Lexmark prints with no strings attached

As the concept of the wireless workplace slowly becomes a reality, it is no surprise that the printing arena has jumped on the bandwagon. And the sooner the better, it seems, for Lexmark Canada Inc.

Last month, the Richmond Hill, Ont.-based company announced two new products designed for businesses in need of secure printing capabilities over wireless infrastructures.

The Lexmark 802.11b Wireless Print Adapter offers remote printing from the network to the printer. Wi-Fi-certified for compatibility with 802.11b, the most-used standard for wireless, the Wireless Print Adapter acts as a plug-and-play solution for Ethernet-capable printers and print servers. The Adapter also supports the Wireless Equivalence Privacy (WEP) protocol and uses 64- and 128-bit encryption. The Adapter attaches to the side of the printer and plugs into the Ethernet port on the back of the machine.

“In terms of functionality, it is merely an extension of our network capabilities,” said Andrew Kiss, product manager, Printing Solutions and Services division for Lexmark. “There is no loss of function, and there is no gain of function beyond having a wireless printer that is truly able to be placed at the greatest point of need.”

Lexmark also introduced the PrintCryption Card, which provides encrypted, end-to-end print job security between mainframe systems and wired-to-wireless network printers. According to Kiss, the card generates random and unique session keys for each print job and works in conjunction with software from Springfield, Ill.-based Levi, Ray & Shoup Inc., an IT solutions provider.

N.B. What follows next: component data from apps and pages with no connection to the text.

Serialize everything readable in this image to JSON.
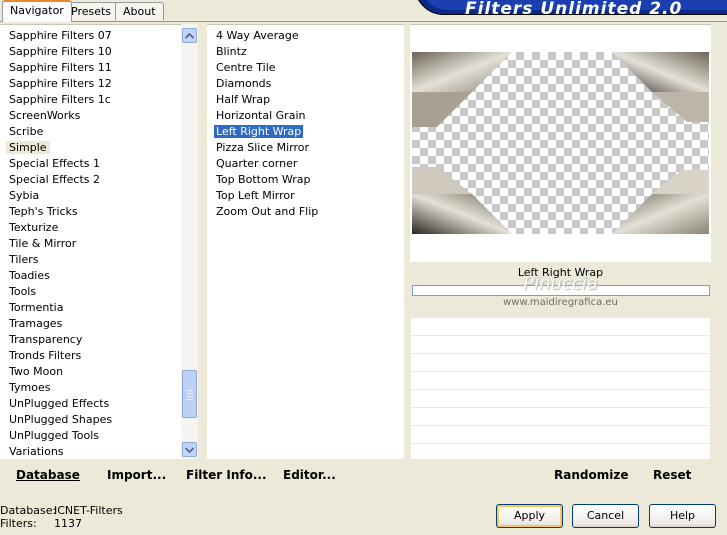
{
  "tabs": [
    "Navigator",
    "Presets",
    "About"
  ],
  "banner_title": "Filters Unlimited 2.0",
  "categories": [
    "Sapphire Filters 07",
    "Sapphire Filters 10",
    "Sapphire Filters 11",
    "Sapphire Filters 12",
    "Sapphire Filters 1c",
    "ScreenWorks",
    "Scribe",
    "Simple",
    "Special Effects 1",
    "Special Effects 2",
    "Sybia",
    "Teph's Tricks",
    "Texturize",
    "Tile & Mirror",
    "Tilers",
    "Toadies",
    "Tools",
    "Tormentia",
    "Tramages",
    "Transparency",
    "Tronds Filters",
    "Two Moon",
    "Tymoes",
    "UnPlugged Effects",
    "UnPlugged Shapes",
    "UnPlugged Tools",
    "Variations"
  ],
  "selected_category": "Simple",
  "filters": [
    "4 Way Average",
    "Blintz",
    "Centre Tile",
    "Diamonds",
    "Half Wrap",
    "Horizontal Grain",
    "Left Right Wrap",
    "Pizza Slice Mirror",
    "Quarter corner",
    "Top Bottom Wrap",
    "Top Left Mirror",
    "Zoom Out and Flip"
  ],
  "selected_filter": "Left Right Wrap",
  "preview": {
    "filter_name": "Left Right Wrap",
    "watermark_name": "Pinuccia",
    "watermark_url": "www.maidiregrafica.eu"
  },
  "toolbar": {
    "database": "Database",
    "import": "Import...",
    "filter_info": "Filter Info...",
    "editor": "Editor...",
    "randomize": "Randomize",
    "reset": "Reset"
  },
  "status": {
    "database_label": "Database:",
    "database_value": "ICNET-Filters",
    "filters_label": "Filters:",
    "filters_value": "1137"
  },
  "buttons": {
    "apply": "Apply",
    "cancel": "Cancel",
    "help": "Help"
  },
  "colors": {
    "selection": "#316ac5",
    "banner": "#1b3fb0",
    "default_button_border": "#f7c65e"
  }
}
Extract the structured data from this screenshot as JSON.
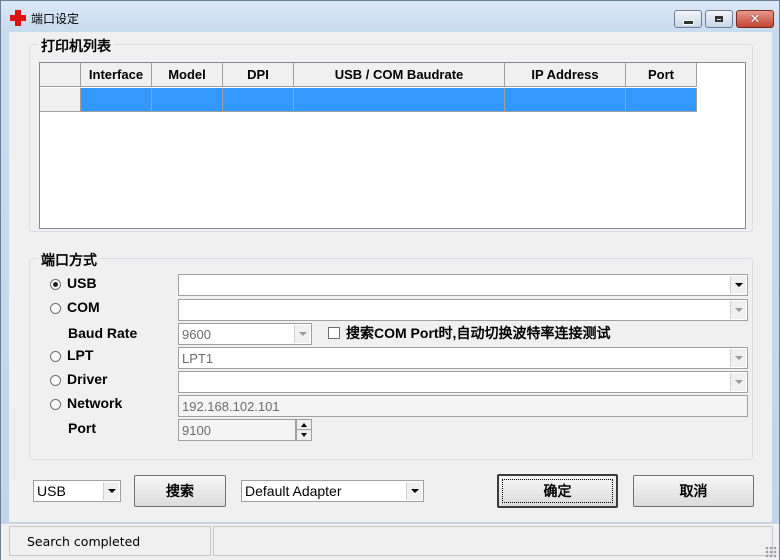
{
  "window": {
    "title": "端口设定"
  },
  "printer_list": {
    "legend": "打印机列表",
    "columns": [
      "",
      "Interface",
      "Model",
      "DPI",
      "USB / COM Baudrate",
      "IP Address",
      "Port"
    ]
  },
  "port_mode": {
    "legend": "端口方式",
    "usb": {
      "label": "USB",
      "selected": true,
      "value": ""
    },
    "com": {
      "label": "COM",
      "selected": false,
      "value": ""
    },
    "baud_rate": {
      "label": "Baud Rate",
      "value": "9600"
    },
    "auto_baud_check": {
      "label": "搜索COM Port时,自动切换波特率连接测试",
      "checked": false
    },
    "lpt": {
      "label": "LPT",
      "selected": false,
      "value": "LPT1"
    },
    "driver": {
      "label": "Driver",
      "selected": false,
      "value": ""
    },
    "network": {
      "label": "Network",
      "selected": false,
      "value": "192.168.102.101"
    },
    "port": {
      "label": "Port",
      "value": "9100"
    }
  },
  "bottom": {
    "interface_select": "USB",
    "search_button": "搜索",
    "adapter_select": "Default Adapter",
    "ok_button": "确定",
    "cancel_button": "取消"
  },
  "statusbar": {
    "message": "Search completed"
  },
  "colors": {
    "selection": "#3399ff",
    "close_button": "#c4432f"
  }
}
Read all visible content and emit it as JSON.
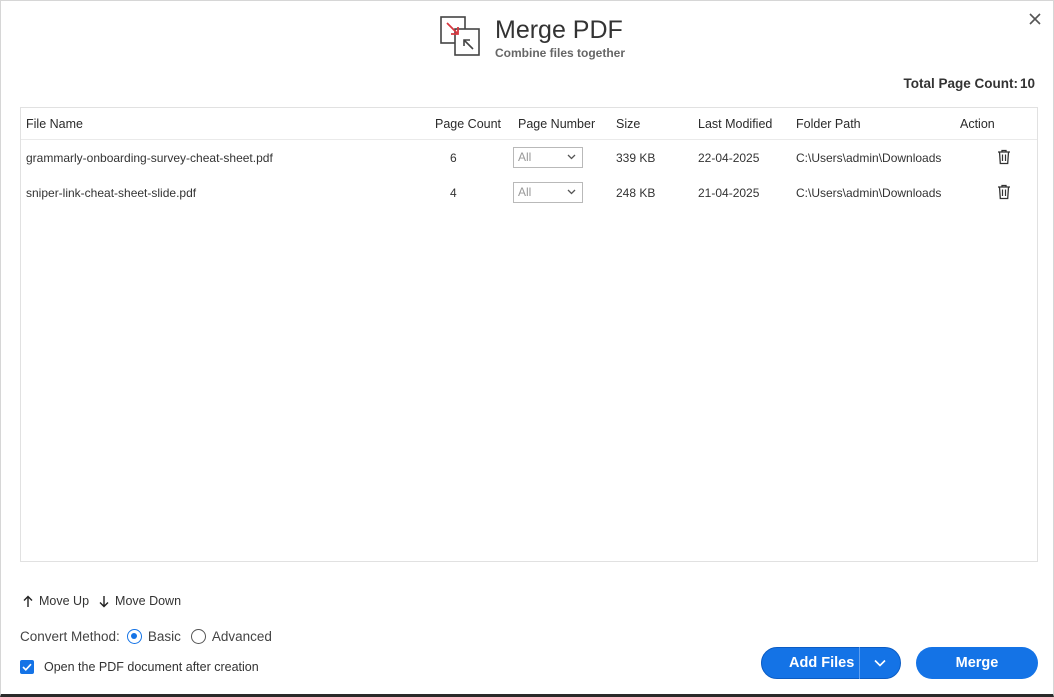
{
  "dialog": {
    "title": "Merge PDF",
    "subtitle": "Combine files together",
    "close_icon": "close-icon",
    "total_page_count_label": "Total Page Count:",
    "total_page_count_value": "10"
  },
  "table": {
    "headers": {
      "file_name": "File Name",
      "page_count": "Page Count",
      "page_number": "Page Number",
      "size": "Size",
      "last_modified": "Last Modified",
      "folder_path": "Folder Path",
      "action": "Action"
    },
    "rows": [
      {
        "file_name": "grammarly-onboarding-survey-cheat-sheet.pdf",
        "page_count": "6",
        "page_number": "All",
        "size": "339 KB",
        "last_modified": "22-04-2025",
        "folder_path": "C:\\Users\\admin\\Downloads"
      },
      {
        "file_name": "sniper-link-cheat-sheet-slide.pdf",
        "page_count": "4",
        "page_number": "All",
        "size": "248 KB",
        "last_modified": "21-04-2025",
        "folder_path": "C:\\Users\\admin\\Downloads"
      }
    ]
  },
  "controls": {
    "move_up": "Move Up",
    "move_down": "Move Down",
    "convert_method_label": "Convert Method:",
    "convert_options": [
      "Basic",
      "Advanced"
    ],
    "convert_selected": "Basic",
    "open_after_creation": "Open the PDF document after creation",
    "open_after_creation_checked": true
  },
  "buttons": {
    "add_files": "Add Files",
    "merge": "Merge"
  },
  "colors": {
    "accent": "#1473e6",
    "logo_red": "#d7373f"
  }
}
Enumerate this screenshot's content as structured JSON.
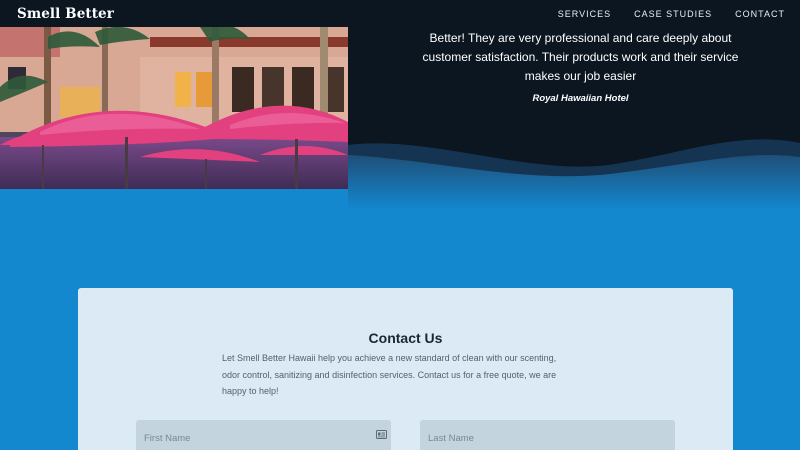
{
  "site": {
    "brand": "Smell Better"
  },
  "nav": {
    "items": [
      {
        "label": "SERVICES"
      },
      {
        "label": "CASE STUDIES"
      },
      {
        "label": "CONTACT"
      }
    ]
  },
  "testimonial": {
    "quote_lines": [
      "Better! They are very professional and care deeply about",
      "customer satisfaction. Their products work and their service",
      "makes our job easier"
    ],
    "author": "Royal Hawaiian Hotel"
  },
  "contact": {
    "title": "Contact Us",
    "description_lines": [
      "Let Smell Better Hawaii help you achieve a new standard of clean with our scenting,",
      "odor control, sanitizing and disinfection services. Contact us for a free quote, we are",
      "happy to help!"
    ],
    "first_name_placeholder": "First Name",
    "last_name_placeholder": "Last Name",
    "first_name_icon": "contact-card-icon"
  },
  "colors": {
    "nav_bg": "#0b1620",
    "page_blue": "#1388cf",
    "card_bg": "#dceaf6",
    "umbrella_pink": "#e2407f"
  }
}
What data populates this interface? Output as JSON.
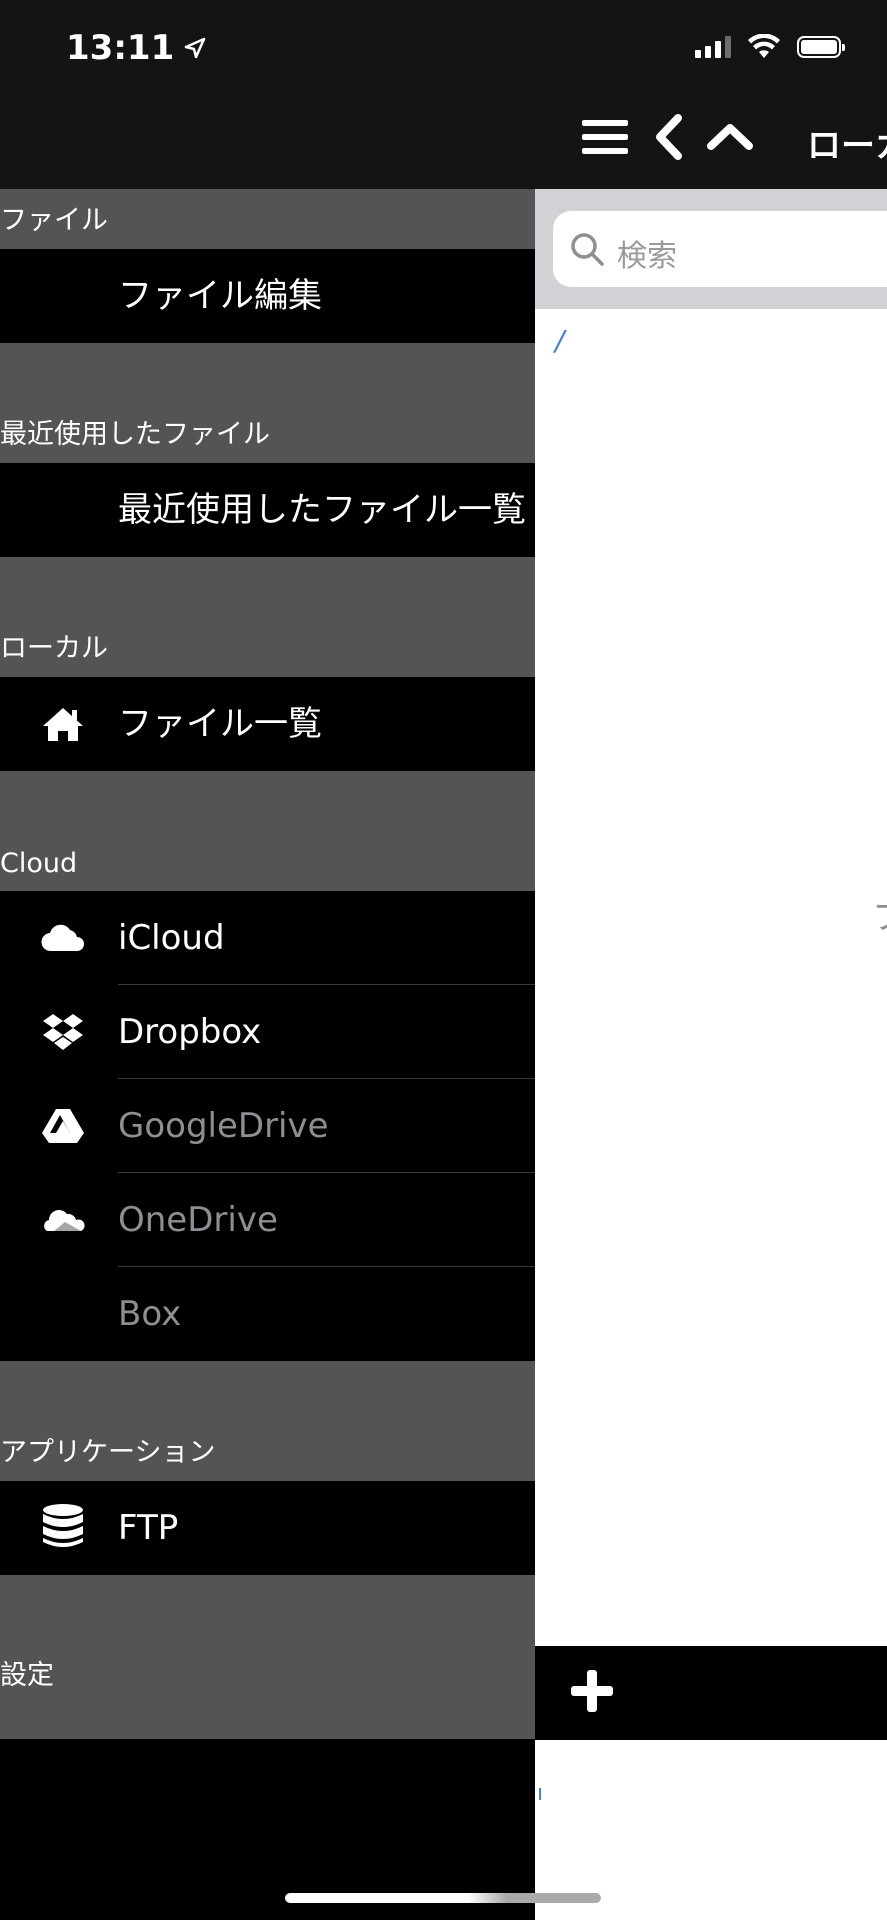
{
  "status_bar": {
    "time": "13:11"
  },
  "main": {
    "title": "ローカ",
    "search_placeholder": "検索",
    "path": "/",
    "edge_glyph": "フ",
    "add_label": "+"
  },
  "drawer": {
    "sections": [
      {
        "header": "ファイル",
        "items": [
          {
            "label": "ファイル編集",
            "icon": "none",
            "enabled": true
          }
        ]
      },
      {
        "header": "最近使用したファイル",
        "items": [
          {
            "label": "最近使用したファイル一覧",
            "icon": "none",
            "enabled": true
          }
        ]
      },
      {
        "header": "ローカル",
        "items": [
          {
            "label": "ファイル一覧",
            "icon": "home-icon",
            "enabled": true
          }
        ]
      },
      {
        "header": "Cloud",
        "items": [
          {
            "label": "iCloud",
            "icon": "cloud-icon",
            "enabled": true
          },
          {
            "label": "Dropbox",
            "icon": "dropbox-icon",
            "enabled": true
          },
          {
            "label": "GoogleDrive",
            "icon": "google-drive-icon",
            "enabled": false
          },
          {
            "label": "OneDrive",
            "icon": "onedrive-icon",
            "enabled": false
          },
          {
            "label": "Box",
            "icon": "none",
            "enabled": false
          }
        ]
      },
      {
        "header": "アプリケーション",
        "items": [
          {
            "label": "FTP",
            "icon": "database-icon",
            "enabled": true
          }
        ]
      },
      {
        "header": "設定",
        "items": []
      }
    ]
  },
  "colors": {
    "drawer_bg": "#000000",
    "section_header_bg": "#545454",
    "topbar_bg": "#141414",
    "disabled_text": "#8e8e93",
    "path_link": "#4a80d6"
  }
}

“The keys are unique to the printer and they change,” Kiss said. “For example, even if you have an encrypted piece of data being sent from the host, and even if it is captured, you cannot print it off unless you have the specific printer with the specific key.”

And for McMillan Binch, a full-service business law firm in Toronto, security is of the utmost importance. Although the firm does not use technology from Lexmark, it recently deployed a wireless LAN from Cisco in its environment, and while eventually looking to go paperless, the company said that the ability to print wirelessly and securely is very attractive.

“Lawyers are paper animals,” said George Atis, chairperson of the Technology and New Media Group for McMillan Binch. “If the printers are networked wirelessly, I can be in boardroom C…and simply print to the network printer in my office.”

Lexmark is not new to the wireless printing business. Its original foray into the realm was through infrared technology, a widely used method of data transmission found on many household items, including remote controls. According to Kiss, in office environments, the technology had several limitations, including range and the fact that it was a line-of-sight technology.

“802.11b…has a much greater range, works throughout a building and does not have limitations as it relates to walls,” Kiss said. “This is a positive thing, (but) it does incite some concerns as it relates to security. We look at this wireless technology as trading in a sedan for a convertible: you look and feel great, but you have to be careful where you park it.”

With the PrintCryption Card and the Wireless Print Adapter, Lexmark said it has solved the security concerns of wireless printing. It is targeting financial institutions, healthcare and government agencies with the new offerings.

The PrintCryption Card is available now and is listed at $319. The Wireless Print Adapter is also available and lists for $289. Visit the company at


for details.